• **SUPPLIED RECORDS**:
######
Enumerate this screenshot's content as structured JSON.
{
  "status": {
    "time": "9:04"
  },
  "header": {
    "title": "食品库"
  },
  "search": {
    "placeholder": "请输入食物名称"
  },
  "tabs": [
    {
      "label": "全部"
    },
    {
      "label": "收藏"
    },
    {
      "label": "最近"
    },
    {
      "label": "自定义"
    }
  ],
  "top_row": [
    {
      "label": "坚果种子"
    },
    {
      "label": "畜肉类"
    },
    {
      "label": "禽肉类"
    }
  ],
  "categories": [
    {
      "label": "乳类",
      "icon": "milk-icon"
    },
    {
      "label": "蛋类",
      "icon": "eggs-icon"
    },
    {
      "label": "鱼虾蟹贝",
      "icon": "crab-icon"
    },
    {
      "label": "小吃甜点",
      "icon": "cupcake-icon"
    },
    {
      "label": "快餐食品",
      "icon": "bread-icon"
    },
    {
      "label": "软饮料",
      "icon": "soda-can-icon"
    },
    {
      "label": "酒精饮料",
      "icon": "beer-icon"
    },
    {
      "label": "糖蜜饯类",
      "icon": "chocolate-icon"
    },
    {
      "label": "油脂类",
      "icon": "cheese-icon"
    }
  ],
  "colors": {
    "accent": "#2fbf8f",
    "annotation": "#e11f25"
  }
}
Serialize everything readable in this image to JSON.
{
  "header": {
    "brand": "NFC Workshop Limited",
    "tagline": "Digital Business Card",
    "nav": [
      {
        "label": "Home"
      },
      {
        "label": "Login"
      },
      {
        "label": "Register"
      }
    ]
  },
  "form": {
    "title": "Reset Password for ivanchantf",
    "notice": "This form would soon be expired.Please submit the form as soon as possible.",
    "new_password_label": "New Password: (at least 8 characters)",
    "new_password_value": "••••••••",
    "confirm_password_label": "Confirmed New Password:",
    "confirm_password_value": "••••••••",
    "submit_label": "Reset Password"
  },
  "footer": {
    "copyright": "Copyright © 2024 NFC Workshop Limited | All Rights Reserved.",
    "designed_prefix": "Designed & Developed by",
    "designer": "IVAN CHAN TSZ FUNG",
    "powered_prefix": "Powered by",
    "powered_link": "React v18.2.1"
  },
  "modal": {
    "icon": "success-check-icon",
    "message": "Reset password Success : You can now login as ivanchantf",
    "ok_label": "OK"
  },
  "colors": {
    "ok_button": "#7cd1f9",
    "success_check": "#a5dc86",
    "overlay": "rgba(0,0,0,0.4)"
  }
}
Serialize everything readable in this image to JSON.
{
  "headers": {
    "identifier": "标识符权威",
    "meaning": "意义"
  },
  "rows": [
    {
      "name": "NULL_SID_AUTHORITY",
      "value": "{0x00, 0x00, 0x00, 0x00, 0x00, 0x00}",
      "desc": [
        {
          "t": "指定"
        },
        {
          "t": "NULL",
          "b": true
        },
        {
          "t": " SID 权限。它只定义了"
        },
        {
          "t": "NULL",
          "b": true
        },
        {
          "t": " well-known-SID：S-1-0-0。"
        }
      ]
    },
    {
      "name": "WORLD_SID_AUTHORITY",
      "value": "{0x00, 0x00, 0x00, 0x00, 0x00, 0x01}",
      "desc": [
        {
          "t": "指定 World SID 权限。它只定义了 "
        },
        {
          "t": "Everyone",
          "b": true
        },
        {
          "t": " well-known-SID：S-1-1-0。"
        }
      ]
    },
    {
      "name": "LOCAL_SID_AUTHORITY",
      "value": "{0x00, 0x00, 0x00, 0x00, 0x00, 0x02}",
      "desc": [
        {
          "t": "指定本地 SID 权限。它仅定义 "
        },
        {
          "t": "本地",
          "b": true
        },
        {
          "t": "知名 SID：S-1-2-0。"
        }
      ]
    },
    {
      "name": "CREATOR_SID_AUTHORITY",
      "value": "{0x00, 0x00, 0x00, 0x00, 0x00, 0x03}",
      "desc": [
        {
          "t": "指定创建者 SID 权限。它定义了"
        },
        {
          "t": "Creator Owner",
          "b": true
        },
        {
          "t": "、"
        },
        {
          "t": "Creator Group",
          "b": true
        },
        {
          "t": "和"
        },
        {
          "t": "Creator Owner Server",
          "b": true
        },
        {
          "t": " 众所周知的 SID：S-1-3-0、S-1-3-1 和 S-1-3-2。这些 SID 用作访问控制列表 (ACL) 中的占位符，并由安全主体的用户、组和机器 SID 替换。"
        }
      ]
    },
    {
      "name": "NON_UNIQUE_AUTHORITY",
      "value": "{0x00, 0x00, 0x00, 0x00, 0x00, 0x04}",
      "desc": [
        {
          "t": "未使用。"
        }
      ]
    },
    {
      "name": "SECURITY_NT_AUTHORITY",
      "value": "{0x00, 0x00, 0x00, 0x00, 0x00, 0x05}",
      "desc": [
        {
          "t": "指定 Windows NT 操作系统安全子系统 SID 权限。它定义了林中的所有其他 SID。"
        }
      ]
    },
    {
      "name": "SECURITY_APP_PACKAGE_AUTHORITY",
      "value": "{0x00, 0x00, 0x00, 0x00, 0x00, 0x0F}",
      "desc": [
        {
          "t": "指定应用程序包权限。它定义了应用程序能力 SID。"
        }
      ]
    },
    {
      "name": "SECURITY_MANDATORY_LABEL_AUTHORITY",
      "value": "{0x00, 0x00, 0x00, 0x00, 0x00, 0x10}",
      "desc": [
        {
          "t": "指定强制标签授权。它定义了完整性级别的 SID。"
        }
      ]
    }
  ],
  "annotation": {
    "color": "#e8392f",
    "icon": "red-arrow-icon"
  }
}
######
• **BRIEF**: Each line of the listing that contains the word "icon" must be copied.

• **EXERCISE SOLUTION**:
      "icon": "milk-icon"
      "icon": "eggs-icon"
      "icon": "crab-icon"
      "icon": "cupcake-icon"
      "icon": "bread-icon"
      "icon": "soda-can-icon"
      "icon": "beer-icon"
      "icon": "chocolate-icon"
      "icon": "cheese-icon"
    "icon": "success-check-icon",
    "icon": "red-arrow-icon"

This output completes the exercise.